■ Requirement
Only one number is expected here, namely how many lines of the entries below hold the string "Annual".

■ Page and application data records
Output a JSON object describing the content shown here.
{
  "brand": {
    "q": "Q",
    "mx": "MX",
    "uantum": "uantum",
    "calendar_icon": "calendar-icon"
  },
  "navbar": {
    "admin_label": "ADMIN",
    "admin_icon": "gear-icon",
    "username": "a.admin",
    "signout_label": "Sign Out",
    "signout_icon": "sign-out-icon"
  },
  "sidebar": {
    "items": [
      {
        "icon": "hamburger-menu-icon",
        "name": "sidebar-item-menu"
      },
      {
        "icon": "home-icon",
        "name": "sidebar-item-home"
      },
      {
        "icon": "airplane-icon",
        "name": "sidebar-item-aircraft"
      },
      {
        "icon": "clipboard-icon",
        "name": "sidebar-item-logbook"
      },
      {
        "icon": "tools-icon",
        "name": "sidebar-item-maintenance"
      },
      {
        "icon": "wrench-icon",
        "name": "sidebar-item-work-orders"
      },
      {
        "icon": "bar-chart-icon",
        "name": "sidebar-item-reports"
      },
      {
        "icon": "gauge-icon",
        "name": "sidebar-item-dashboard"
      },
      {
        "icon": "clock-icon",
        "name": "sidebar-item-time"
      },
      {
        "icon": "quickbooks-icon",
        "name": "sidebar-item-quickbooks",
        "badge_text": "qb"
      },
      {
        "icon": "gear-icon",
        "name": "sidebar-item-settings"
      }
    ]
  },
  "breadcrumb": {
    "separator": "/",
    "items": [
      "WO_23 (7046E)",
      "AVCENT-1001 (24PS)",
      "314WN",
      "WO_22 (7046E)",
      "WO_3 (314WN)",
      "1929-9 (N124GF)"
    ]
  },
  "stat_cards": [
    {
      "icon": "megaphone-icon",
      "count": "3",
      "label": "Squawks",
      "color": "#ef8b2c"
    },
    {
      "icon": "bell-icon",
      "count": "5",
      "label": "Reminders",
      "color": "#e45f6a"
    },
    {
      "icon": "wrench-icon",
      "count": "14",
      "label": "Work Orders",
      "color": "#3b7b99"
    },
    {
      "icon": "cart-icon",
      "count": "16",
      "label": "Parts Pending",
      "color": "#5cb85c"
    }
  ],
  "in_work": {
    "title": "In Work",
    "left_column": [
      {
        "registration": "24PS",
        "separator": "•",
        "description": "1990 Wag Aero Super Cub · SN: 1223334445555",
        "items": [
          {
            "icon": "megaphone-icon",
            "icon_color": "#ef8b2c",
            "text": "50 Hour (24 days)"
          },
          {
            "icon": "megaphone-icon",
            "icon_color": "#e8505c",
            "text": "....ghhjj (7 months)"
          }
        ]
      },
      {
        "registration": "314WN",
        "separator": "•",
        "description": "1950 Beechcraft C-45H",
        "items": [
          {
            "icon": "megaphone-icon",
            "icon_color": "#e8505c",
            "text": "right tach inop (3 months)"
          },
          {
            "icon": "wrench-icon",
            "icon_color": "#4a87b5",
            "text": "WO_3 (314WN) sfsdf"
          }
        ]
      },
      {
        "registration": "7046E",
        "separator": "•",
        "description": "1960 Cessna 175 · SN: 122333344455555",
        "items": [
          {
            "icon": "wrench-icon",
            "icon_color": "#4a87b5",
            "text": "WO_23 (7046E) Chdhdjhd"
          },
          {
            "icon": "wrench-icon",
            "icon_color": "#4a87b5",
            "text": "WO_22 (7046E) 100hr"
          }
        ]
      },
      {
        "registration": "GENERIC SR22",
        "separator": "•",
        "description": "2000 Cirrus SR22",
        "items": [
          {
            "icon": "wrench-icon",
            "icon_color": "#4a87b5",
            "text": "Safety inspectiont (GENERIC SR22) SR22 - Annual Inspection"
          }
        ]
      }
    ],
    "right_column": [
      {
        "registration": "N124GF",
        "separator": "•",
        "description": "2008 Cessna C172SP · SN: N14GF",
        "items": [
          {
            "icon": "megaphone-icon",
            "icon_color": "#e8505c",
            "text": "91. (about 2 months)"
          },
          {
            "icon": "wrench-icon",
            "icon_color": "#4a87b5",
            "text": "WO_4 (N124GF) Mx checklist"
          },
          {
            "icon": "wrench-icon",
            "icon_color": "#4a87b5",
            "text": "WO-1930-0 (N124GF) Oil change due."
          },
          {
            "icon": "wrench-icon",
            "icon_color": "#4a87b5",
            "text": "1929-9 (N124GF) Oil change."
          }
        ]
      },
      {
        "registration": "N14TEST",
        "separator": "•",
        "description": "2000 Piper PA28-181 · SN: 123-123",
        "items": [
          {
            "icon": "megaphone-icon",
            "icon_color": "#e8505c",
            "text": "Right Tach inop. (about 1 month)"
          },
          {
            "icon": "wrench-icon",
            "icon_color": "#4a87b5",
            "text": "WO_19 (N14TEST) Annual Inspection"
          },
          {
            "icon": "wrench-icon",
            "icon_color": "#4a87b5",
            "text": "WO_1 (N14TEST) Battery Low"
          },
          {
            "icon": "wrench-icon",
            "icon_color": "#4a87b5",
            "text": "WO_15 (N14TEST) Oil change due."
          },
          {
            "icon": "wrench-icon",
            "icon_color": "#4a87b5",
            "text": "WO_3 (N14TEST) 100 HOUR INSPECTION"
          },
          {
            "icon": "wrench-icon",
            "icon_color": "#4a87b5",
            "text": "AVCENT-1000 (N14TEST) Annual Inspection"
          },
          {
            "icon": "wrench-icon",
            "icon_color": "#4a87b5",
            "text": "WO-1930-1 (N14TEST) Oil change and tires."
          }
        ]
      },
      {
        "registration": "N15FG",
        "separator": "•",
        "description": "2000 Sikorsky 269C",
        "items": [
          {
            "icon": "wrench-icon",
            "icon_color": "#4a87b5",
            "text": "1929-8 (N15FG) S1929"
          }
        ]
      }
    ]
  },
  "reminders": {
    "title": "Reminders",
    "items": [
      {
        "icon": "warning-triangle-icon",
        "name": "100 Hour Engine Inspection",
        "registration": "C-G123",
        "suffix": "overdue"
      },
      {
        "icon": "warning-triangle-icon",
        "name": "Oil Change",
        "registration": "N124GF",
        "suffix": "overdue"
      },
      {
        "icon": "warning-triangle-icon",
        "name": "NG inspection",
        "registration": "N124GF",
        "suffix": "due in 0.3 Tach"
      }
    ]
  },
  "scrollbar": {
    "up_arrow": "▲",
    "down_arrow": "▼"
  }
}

■ Result
3